Your instructions: Every word of the listing should be reproduced without alteration.
──────── Data shown ────────
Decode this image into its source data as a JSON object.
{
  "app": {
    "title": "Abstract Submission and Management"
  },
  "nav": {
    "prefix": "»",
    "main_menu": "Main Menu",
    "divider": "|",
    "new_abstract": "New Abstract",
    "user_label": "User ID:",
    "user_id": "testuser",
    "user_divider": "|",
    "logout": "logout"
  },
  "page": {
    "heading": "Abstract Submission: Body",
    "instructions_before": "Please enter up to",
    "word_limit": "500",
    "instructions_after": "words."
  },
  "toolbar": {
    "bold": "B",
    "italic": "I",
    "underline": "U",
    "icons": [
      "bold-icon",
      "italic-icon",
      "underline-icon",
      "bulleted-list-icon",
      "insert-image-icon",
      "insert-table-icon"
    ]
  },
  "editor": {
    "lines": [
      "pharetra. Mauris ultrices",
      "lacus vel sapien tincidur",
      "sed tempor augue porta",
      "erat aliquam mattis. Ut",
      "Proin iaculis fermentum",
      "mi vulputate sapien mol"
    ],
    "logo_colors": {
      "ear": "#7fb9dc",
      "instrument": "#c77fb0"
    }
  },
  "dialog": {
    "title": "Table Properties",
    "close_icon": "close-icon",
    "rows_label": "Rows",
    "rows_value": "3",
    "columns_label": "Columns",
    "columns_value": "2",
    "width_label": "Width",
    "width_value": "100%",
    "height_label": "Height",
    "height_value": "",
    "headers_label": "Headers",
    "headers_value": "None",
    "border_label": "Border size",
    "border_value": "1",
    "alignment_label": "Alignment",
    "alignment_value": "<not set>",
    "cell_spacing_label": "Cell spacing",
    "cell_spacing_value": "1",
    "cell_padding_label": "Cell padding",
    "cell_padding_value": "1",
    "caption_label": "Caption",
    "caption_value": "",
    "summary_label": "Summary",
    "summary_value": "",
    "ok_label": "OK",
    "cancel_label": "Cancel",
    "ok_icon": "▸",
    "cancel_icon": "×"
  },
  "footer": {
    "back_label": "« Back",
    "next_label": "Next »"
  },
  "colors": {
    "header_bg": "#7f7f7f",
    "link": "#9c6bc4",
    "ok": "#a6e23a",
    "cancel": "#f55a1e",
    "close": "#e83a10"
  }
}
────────
Worked solution:
Decode this image into its source data as a JSON object.
{
  "app": {
    "title": "Abstract Submission and Management"
  },
  "nav": {
    "prefix": "»",
    "main_menu": "Main Menu",
    "divider": "|",
    "new_abstract": "New Abstract",
    "user_label": "User ID:",
    "user_id": "testuser",
    "user_divider": "|",
    "logout": "logout"
  },
  "page": {
    "heading": "Abstract Submission: Body",
    "instructions_before": "Please enter up to",
    "word_limit": "500",
    "instructions_after": "words."
  },
  "toolbar": {
    "bold": "B",
    "italic": "I",
    "underline": "U",
    "icons": [
      "bold-icon",
      "italic-icon",
      "underline-icon",
      "bulleted-list-icon",
      "insert-image-icon",
      "insert-table-icon"
    ]
  },
  "editor": {
    "lines": [
      "pharetra. Mauris ultrices",
      "lacus vel sapien tincidur",
      "sed tempor augue porta",
      "erat aliquam mattis. Ut",
      "Proin iaculis fermentum",
      "mi vulputate sapien mol"
    ],
    "logo_colors": {
      "ear": "#7fb9dc",
      "instrument": "#c77fb0"
    }
  },
  "dialog": {
    "title": "Table Properties",
    "close_icon": "close-icon",
    "rows_label": "Rows",
    "rows_value": "3",
    "columns_label": "Columns",
    "columns_value": "2",
    "width_label": "Width",
    "width_value": "100%",
    "height_label": "Height",
    "height_value": "",
    "headers_label": "Headers",
    "headers_value": "None",
    "border_label": "Border size",
    "border_value": "1",
    "alignment_label": "Alignment",
    "alignment_value": "<not set>",
    "cell_spacing_label": "Cell spacing",
    "cell_spacing_value": "1",
    "cell_padding_label": "Cell padding",
    "cell_padding_value": "1",
    "caption_label": "Caption",
    "caption_value": "",
    "summary_label": "Summary",
    "summary_value": "",
    "ok_label": "OK",
    "cancel_label": "Cancel",
    "ok_icon": "▸",
    "cancel_icon": "×"
  },
  "footer": {
    "back_label": "« Back",
    "next_label": "Next »"
  },
  "colors": {
    "header_bg": "#7f7f7f",
    "link": "#9c6bc4",
    "ok": "#a6e23a",
    "cancel": "#f55a1e",
    "close": "#e83a10"
  }
}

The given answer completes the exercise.